(Source data)
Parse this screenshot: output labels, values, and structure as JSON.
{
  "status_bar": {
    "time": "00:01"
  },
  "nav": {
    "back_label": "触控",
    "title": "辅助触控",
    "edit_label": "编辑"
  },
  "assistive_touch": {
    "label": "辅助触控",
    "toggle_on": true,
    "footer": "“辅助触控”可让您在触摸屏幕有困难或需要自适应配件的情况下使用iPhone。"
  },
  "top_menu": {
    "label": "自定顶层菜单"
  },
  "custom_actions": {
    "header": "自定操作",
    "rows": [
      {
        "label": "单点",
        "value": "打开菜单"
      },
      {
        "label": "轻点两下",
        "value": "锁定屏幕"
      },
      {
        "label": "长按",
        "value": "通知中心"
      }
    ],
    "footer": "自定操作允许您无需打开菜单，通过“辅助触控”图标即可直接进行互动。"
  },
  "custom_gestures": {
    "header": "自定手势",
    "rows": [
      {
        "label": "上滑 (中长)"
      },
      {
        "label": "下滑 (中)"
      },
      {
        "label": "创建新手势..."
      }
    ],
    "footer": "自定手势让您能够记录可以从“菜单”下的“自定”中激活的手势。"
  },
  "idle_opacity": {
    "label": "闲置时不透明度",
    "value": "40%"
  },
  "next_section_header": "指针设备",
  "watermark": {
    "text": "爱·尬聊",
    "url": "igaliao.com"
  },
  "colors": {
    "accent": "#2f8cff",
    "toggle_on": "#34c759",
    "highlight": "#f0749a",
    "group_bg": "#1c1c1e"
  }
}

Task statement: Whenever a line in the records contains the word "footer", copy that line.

Output for this exercise:
    "footer": "“辅助触控”可让您在触摸屏幕有困难或需要自适应配件的情况下使用iPhone。"
    "footer": "自定操作允许您无需打开菜单，通过“辅助触控”图标即可直接进行互动。"
    "footer": "自定手势让您能够记录可以从“菜单”下的“自定”中激活的手势。"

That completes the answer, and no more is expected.